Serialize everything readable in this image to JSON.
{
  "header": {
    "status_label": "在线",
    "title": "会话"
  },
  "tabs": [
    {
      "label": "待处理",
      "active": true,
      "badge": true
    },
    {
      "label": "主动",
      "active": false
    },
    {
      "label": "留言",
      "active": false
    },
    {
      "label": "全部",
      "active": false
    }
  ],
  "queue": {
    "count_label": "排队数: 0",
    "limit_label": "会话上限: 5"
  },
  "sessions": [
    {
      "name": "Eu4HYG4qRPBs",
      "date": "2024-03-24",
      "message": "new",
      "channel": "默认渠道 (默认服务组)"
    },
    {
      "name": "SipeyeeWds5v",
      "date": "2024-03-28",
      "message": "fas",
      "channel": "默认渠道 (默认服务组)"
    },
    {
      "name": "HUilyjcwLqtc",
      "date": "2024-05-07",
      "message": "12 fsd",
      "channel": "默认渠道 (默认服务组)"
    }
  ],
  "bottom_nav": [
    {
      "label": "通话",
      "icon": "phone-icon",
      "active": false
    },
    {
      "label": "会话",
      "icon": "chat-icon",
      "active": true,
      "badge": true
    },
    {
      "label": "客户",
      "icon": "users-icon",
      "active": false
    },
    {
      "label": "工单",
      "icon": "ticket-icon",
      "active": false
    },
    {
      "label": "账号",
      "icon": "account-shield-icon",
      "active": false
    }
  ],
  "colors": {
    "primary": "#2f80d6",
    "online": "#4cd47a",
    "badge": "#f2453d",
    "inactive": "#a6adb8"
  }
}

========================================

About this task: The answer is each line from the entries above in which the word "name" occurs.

Worked solution:
      "name": "Eu4HYG4qRPBs",
      "name": "SipeyeeWds5v",
      "name": "HUilyjcwLqtc",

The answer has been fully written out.